YOUR ASSIGNMENT ->
Starting with the first line, output the data exactly through to the end.

SUPPLIED DATA ->
::::::
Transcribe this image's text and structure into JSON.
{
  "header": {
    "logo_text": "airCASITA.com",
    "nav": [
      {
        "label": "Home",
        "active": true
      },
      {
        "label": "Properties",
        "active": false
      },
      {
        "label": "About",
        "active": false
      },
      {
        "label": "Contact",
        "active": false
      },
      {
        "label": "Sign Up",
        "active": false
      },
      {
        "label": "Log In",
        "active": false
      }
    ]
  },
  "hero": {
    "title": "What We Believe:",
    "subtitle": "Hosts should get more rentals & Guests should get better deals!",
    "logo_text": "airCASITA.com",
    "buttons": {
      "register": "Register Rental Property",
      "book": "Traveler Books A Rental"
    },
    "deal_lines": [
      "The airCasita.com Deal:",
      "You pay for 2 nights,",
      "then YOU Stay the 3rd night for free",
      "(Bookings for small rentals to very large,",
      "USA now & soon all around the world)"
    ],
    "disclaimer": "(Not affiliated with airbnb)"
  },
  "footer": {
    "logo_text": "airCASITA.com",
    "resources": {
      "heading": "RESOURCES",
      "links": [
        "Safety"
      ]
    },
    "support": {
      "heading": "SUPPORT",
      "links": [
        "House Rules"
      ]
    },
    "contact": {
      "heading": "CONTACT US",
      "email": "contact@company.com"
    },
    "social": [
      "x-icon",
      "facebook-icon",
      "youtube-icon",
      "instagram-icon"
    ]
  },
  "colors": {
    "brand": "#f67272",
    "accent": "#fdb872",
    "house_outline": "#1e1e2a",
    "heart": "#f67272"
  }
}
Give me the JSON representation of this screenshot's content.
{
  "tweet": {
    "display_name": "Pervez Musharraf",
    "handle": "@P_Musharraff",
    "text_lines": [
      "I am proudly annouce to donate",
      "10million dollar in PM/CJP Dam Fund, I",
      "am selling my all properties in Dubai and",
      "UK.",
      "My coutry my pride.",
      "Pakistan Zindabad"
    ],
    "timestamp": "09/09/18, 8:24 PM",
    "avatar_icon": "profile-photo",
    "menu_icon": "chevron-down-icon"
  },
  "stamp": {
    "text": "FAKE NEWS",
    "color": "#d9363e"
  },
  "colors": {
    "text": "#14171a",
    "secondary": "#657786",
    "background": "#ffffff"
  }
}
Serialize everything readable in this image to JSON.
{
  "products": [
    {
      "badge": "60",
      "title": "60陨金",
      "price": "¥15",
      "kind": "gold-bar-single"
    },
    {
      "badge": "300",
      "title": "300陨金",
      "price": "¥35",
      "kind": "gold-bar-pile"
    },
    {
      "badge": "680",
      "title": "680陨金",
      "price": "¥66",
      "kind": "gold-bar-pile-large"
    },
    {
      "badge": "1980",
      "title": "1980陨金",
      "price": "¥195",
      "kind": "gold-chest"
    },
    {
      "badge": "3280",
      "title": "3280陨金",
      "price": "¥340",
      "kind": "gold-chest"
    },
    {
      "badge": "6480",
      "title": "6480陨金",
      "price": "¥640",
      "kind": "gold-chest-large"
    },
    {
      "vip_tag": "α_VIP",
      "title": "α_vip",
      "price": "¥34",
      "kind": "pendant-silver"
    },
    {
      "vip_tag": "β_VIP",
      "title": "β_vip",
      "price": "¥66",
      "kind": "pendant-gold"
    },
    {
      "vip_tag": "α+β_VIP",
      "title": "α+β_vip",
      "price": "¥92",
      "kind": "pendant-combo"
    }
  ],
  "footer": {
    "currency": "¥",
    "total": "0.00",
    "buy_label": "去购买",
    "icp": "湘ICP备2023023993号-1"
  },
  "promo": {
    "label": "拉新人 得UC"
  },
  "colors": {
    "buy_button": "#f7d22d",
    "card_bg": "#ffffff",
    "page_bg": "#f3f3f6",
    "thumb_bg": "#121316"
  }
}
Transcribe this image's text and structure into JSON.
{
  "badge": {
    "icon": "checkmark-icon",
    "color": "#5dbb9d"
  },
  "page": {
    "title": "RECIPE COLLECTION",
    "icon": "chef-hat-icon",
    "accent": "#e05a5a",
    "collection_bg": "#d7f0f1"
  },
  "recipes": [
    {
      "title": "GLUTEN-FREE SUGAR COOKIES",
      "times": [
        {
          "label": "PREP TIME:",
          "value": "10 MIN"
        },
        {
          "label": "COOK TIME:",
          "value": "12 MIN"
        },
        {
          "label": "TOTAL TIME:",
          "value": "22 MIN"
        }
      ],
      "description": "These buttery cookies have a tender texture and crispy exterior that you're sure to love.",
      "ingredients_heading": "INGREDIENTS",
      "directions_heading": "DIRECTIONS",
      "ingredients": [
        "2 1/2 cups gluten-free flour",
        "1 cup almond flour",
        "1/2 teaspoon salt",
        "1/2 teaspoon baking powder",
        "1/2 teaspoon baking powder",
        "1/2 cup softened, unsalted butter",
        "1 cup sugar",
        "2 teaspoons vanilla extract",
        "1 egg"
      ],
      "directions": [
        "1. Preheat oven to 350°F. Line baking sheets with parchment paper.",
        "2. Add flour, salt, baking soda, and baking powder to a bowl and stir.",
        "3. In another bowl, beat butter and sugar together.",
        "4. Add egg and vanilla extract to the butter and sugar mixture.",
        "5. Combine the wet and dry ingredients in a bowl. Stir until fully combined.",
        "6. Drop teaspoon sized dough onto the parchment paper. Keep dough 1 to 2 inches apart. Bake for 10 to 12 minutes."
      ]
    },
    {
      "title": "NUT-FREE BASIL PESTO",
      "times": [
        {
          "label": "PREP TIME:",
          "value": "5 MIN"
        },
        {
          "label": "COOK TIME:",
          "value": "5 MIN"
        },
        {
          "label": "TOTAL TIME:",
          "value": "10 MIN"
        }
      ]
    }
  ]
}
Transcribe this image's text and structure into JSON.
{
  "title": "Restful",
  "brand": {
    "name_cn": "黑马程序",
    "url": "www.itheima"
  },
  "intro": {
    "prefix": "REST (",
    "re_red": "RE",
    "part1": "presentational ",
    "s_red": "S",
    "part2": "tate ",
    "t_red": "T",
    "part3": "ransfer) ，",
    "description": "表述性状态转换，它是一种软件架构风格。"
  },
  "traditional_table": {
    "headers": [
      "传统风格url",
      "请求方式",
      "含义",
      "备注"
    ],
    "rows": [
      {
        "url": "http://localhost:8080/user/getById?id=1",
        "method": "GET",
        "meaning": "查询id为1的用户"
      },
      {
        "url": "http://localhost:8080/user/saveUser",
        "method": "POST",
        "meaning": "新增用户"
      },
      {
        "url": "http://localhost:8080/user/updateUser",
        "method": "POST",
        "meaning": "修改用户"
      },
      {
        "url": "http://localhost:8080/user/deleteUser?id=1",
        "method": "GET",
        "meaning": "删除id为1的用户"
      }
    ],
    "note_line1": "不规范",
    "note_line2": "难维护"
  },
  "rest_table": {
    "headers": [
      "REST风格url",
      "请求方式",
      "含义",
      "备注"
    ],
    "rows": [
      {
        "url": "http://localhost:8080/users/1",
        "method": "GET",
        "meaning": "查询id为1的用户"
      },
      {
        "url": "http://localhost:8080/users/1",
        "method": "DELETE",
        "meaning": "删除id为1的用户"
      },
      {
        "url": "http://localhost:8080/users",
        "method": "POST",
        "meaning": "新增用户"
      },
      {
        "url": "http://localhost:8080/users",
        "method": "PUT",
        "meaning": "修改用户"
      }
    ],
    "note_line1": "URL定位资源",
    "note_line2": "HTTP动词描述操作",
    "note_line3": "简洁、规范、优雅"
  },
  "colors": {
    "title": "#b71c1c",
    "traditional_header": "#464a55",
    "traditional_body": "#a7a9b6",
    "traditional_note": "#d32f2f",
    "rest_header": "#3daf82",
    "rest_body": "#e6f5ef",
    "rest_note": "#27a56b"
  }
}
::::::
TASK SOLUTION ->
Transcribe this image's text and structure into JSON.
{
  "header": {
    "logo_text": "airCASITA.com",
    "nav": [
      {
        "label": "Home",
        "active": true
      },
      {
        "label": "Properties",
        "active": false
      },
      {
        "label": "About",
        "active": false
      },
      {
        "label": "Contact",
        "active": false
      },
      {
        "label": "Sign Up",
        "active": false
      },
      {
        "label": "Log In",
        "active": false
      }
    ]
  },
  "hero": {
    "title": "What We Believe:",
    "subtitle": "Hosts should get more rentals & Guests should get better deals!",
    "logo_text": "airCASITA.com",
    "buttons": {
      "register": "Register Rental Property",
      "book": "Traveler Books A Rental"
    },
    "deal_lines": [
      "The airCasita.com Deal:",
      "You pay for 2 nights,",
      "then YOU Stay the 3rd night for free",
      "(Bookings for small rentals to very large,",
      "USA now & soon all around the world)"
    ],
    "disclaimer": "(Not affiliated with airbnb)"
  },
  "footer": {
    "logo_text": "airCASITA.com",
    "resources": {
      "heading": "RESOURCES",
      "links": [
        "Safety"
      ]
    },
    "support": {
      "heading": "SUPPORT",
      "links": [
        "House Rules"
      ]
    },
    "contact": {
      "heading": "CONTACT US",
      "email": "contact@company.com"
    },
    "social": [
      "x-icon",
      "facebook-icon",
      "youtube-icon",
      "instagram-icon"
    ]
  },
  "colors": {
    "brand": "#f67272",
    "accent": "#fdb872",
    "house_outline": "#1e1e2a",
    "heart": "#f67272"
  }
}
Give me the JSON representation of this screenshot's content.
{
  "tweet": {
    "display_name": "Pervez Musharraf",
    "handle": "@P_Musharraff",
    "text_lines": [
      "I am proudly annouce to donate",
      "10million dollar in PM/CJP Dam Fund, I",
      "am selling my all properties in Dubai and",
      "UK.",
      "My coutry my pride.",
      "Pakistan Zindabad"
    ],
    "timestamp": "09/09/18, 8:24 PM",
    "avatar_icon": "profile-photo",
    "menu_icon": "chevron-down-icon"
  },
  "stamp": {
    "text": "FAKE NEWS",
    "color": "#d9363e"
  },
  "colors": {
    "text": "#14171a",
    "secondary": "#657786",
    "background": "#ffffff"
  }
}
Serialize everything readable in this image to JSON.
{
  "products": [
    {
      "badge": "60",
      "title": "60陨金",
      "price": "¥15",
      "kind": "gold-bar-single"
    },
    {
      "badge": "300",
      "title": "300陨金",
      "price": "¥35",
      "kind": "gold-bar-pile"
    },
    {
      "badge": "680",
      "title": "680陨金",
      "price": "¥66",
      "kind": "gold-bar-pile-large"
    },
    {
      "badge": "1980",
      "title": "1980陨金",
      "price": "¥195",
      "kind": "gold-chest"
    },
    {
      "badge": "3280",
      "title": "3280陨金",
      "price": "¥340",
      "kind": "gold-chest"
    },
    {
      "badge": "6480",
      "title": "6480陨金",
      "price": "¥640",
      "kind": "gold-chest-large"
    },
    {
      "vip_tag": "α_VIP",
      "title": "α_vip",
      "price": "¥34",
      "kind": "pendant-silver"
    },
    {
      "vip_tag": "β_VIP",
      "title": "β_vip",
      "price": "¥66",
      "kind": "pendant-gold"
    },
    {
      "vip_tag": "α+β_VIP",
      "title": "α+β_vip",
      "price": "¥92",
      "kind": "pendant-combo"
    }
  ],
  "footer": {
    "currency": "¥",
    "total": "0.00",
    "buy_label": "去购买",
    "icp": "湘ICP备2023023993号-1"
  },
  "promo": {
    "label": "拉新人 得UC"
  },
  "colors": {
    "buy_button": "#f7d22d",
    "card_bg": "#ffffff",
    "page_bg": "#f3f3f6",
    "thumb_bg": "#121316"
  }
}
Transcribe this image's text and structure into JSON.
{
  "badge": {
    "icon": "checkmark-icon",
    "color": "#5dbb9d"
  },
  "page": {
    "title": "RECIPE COLLECTION",
    "icon": "chef-hat-icon",
    "accent": "#e05a5a",
    "collection_bg": "#d7f0f1"
  },
  "recipes": [
    {
      "title": "GLUTEN-FREE SUGAR COOKIES",
      "times": [
        {
          "label": "PREP TIME:",
          "value": "10 MIN"
        },
        {
          "label": "COOK TIME:",
          "value": "12 MIN"
        },
        {
          "label": "TOTAL TIME:",
          "value": "22 MIN"
        }
      ],
      "description": "These buttery cookies have a tender texture and crispy exterior that you're sure to love.",
      "ingredients_heading": "INGREDIENTS",
      "directions_heading": "DIRECTIONS",
      "ingredients": [
        "2 1/2 cups gluten-free flour",
        "1 cup almond flour",
        "1/2 teaspoon salt",
        "1/2 teaspoon baking powder",
        "1/2 teaspoon baking powder",
        "1/2 cup softened, unsalted butter",
        "1 cup sugar",
        "2 teaspoons vanilla extract",
        "1 egg"
      ],
      "directions": [
        "1. Preheat oven to 350°F. Line baking sheets with parchment paper.",
        "2. Add flour, salt, baking soda, and baking powder to a bowl and stir.",
        "3. In another bowl, beat butter and sugar together.",
        "4. Add egg and vanilla extract to the butter and sugar mixture.",
        "5. Combine the wet and dry ingredients in a bowl. Stir until fully combined.",
        "6. Drop teaspoon sized dough onto the parchment paper. Keep dough 1 to 2 inches apart. Bake for 10 to 12 minutes."
      ]
    },
    {
      "title": "NUT-FREE BASIL PESTO",
      "times": [
        {
          "label": "PREP TIME:",
          "value": "5 MIN"
        },
        {
          "label": "COOK TIME:",
          "value": "5 MIN"
        },
        {
          "label": "TOTAL TIME:",
          "value": "10 MIN"
        }
      ]
    }
  ]
}
Transcribe this image's text and structure into JSON.
{
  "title": "Restful",
  "brand": {
    "name_cn": "黑马程序",
    "url": "www.itheima"
  },
  "intro": {
    "prefix": "REST (",
    "re_red": "RE",
    "part1": "presentational ",
    "s_red": "S",
    "part2": "tate ",
    "t_red": "T",
    "part3": "ransfer) ，",
    "description": "表述性状态转换，它是一种软件架构风格。"
  },
  "traditional_table": {
    "headers": [
      "传统风格url",
      "请求方式",
      "含义",
      "备注"
    ],
    "rows": [
      {
        "url": "http://localhost:8080/user/getById?id=1",
        "method": "GET",
        "meaning": "查询id为1的用户"
      },
      {
        "url": "http://localhost:8080/user/saveUser",
        "method": "POST",
        "meaning": "新增用户"
      },
      {
        "url": "http://localhost:8080/user/updateUser",
        "method": "POST",
        "meaning": "修改用户"
      },
      {
        "url": "http://localhost:8080/user/deleteUser?id=1",
        "method": "GET",
        "meaning": "删除id为1的用户"
      }
    ],
    "note_line1": "不规范",
    "note_line2": "难维护"
  },
  "rest_table": {
    "headers": [
      "REST风格url",
      "请求方式",
      "含义",
      "备注"
    ],
    "rows": [
      {
        "url": "http://localhost:8080/users/1",
        "method": "GET",
        "meaning": "查询id为1的用户"
      },
      {
        "url": "http://localhost:8080/users/1",
        "method": "DELETE",
        "meaning": "删除id为1的用户"
      },
      {
        "url": "http://localhost:8080/users",
        "method": "POST",
        "meaning": "新增用户"
      },
      {
        "url": "http://localhost:8080/users",
        "method": "PUT",
        "meaning": "修改用户"
      }
    ],
    "note_line1": "URL定位资源",
    "note_line2": "HTTP动词描述操作",
    "note_line3": "简洁、规范、优雅"
  },
  "colors": {
    "title": "#b71c1c",
    "traditional_header": "#464a55",
    "traditional_body": "#a7a9b6",
    "traditional_note": "#d32f2f",
    "rest_header": "#3daf82",
    "rest_body": "#e6f5ef",
    "rest_note": "#27a56b"
  }
}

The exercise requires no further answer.